__Task__: From the listing below, pick out each line with the word "Référentiel".

__Information provided__:
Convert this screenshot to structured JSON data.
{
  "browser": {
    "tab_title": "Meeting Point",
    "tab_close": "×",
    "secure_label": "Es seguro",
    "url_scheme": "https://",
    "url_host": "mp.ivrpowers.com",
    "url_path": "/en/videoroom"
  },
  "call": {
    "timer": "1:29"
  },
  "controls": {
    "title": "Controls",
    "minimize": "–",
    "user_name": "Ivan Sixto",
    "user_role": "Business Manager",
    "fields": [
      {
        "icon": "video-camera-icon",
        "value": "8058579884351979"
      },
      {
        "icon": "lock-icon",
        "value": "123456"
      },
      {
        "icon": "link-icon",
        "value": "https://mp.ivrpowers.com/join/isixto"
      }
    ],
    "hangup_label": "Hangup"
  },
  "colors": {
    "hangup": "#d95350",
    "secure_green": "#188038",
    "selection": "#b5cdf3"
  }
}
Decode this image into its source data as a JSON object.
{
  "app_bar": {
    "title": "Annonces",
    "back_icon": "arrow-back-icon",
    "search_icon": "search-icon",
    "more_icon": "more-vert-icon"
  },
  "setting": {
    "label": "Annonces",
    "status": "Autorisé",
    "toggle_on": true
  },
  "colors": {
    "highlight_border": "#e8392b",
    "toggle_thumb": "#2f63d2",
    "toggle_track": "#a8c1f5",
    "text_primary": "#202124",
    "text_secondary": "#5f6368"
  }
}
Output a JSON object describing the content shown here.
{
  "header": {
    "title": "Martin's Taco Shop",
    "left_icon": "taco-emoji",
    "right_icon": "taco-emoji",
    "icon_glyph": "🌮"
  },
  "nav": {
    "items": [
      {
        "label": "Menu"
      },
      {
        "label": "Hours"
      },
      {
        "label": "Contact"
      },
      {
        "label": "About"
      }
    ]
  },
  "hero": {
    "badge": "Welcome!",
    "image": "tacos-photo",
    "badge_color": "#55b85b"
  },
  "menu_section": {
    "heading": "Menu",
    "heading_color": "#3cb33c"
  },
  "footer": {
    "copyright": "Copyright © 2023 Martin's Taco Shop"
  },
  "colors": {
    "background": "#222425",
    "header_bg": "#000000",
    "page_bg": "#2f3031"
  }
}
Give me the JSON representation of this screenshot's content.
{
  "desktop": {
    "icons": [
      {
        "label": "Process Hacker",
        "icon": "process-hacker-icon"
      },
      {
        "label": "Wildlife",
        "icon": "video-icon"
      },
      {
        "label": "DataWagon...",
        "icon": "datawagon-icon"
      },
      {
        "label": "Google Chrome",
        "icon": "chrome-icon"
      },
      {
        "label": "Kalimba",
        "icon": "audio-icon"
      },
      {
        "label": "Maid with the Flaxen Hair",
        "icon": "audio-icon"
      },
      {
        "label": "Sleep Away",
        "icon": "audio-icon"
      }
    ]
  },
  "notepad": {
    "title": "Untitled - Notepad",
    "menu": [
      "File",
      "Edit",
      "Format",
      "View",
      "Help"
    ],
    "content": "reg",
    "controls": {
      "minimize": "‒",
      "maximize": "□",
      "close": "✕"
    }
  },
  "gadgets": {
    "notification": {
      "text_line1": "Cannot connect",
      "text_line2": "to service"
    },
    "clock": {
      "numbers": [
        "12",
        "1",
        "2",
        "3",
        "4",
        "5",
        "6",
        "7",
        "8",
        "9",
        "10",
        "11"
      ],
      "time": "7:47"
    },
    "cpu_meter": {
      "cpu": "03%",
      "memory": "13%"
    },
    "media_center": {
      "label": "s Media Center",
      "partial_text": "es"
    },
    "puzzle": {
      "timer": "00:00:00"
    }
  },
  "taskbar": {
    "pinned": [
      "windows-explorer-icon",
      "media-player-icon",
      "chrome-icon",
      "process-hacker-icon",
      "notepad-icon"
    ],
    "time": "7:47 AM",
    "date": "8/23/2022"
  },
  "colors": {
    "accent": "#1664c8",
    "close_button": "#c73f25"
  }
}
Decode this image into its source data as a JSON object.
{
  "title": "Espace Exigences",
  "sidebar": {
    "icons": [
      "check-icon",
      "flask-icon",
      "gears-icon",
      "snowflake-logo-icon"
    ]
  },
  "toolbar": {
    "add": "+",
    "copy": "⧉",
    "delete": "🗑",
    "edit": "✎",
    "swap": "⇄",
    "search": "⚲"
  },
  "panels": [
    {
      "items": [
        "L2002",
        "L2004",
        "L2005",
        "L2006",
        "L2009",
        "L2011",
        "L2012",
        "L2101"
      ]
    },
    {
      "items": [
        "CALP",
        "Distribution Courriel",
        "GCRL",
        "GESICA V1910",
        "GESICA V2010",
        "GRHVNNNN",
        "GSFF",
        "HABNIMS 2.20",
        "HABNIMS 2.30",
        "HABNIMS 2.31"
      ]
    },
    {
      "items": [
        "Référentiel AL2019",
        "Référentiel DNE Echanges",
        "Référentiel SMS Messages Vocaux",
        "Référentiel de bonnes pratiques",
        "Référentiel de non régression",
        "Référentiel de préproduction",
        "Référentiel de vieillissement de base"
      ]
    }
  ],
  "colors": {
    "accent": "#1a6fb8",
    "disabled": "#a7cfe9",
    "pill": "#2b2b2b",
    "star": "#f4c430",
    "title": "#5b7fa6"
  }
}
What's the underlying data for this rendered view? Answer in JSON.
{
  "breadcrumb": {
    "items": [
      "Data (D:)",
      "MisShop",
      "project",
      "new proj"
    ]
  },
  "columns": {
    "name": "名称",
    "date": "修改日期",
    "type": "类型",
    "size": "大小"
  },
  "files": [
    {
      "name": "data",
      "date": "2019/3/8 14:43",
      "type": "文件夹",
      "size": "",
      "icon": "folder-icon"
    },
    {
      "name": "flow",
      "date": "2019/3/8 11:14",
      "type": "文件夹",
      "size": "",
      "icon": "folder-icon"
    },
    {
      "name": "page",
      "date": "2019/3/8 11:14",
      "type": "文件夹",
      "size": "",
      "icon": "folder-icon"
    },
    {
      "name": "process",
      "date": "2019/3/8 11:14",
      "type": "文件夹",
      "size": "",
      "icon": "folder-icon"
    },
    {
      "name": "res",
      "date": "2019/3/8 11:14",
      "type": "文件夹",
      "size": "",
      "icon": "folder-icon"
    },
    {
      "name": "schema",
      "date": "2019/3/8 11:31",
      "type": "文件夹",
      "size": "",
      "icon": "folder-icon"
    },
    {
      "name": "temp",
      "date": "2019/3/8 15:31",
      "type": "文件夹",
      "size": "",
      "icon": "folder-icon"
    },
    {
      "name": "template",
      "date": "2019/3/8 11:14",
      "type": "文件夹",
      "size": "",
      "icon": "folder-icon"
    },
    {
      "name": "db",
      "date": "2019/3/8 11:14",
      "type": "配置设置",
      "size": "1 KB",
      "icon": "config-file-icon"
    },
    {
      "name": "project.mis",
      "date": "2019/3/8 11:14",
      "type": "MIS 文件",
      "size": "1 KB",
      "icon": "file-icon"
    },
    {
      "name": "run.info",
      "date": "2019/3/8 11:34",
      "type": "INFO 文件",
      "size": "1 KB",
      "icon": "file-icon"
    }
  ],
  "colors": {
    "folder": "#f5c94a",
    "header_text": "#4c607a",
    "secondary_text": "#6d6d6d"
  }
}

__Expected answer__:
        "Référentiel AL2019",
        "Référentiel DNE Echanges",
        "Référentiel SMS Messages Vocaux",
        "Référentiel de bonnes pratiques",
        "Référentiel de non régression",
        "Référentiel de préproduction",
        "Référentiel de vieillissement de base"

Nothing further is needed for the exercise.